--- Your goal ---
Below are records; copy every line in them that holds the word "label".

--- Material shown Enclosed Below ---

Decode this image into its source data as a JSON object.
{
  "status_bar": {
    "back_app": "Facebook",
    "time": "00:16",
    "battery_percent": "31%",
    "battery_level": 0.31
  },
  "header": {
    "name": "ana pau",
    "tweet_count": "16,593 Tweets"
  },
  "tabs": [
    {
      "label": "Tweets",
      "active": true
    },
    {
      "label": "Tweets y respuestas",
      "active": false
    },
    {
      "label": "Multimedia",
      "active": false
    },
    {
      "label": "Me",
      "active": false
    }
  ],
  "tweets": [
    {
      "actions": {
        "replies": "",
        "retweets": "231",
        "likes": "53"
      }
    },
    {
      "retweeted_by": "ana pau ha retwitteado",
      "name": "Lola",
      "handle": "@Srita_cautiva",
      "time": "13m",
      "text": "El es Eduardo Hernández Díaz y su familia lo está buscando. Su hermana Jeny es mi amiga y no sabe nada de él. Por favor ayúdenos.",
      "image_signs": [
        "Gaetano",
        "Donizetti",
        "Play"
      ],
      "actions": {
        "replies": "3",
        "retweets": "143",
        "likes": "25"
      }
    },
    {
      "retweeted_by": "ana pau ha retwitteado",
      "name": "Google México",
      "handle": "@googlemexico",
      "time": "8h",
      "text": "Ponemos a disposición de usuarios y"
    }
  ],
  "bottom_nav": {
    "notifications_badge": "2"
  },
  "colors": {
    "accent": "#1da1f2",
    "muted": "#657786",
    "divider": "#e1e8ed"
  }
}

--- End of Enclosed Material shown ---

--- Answer to the exercise ---
      "label": "Tweets",
      "label": "Tweets y respuestas",
      "label": "Multimedia",
      "label": "Me",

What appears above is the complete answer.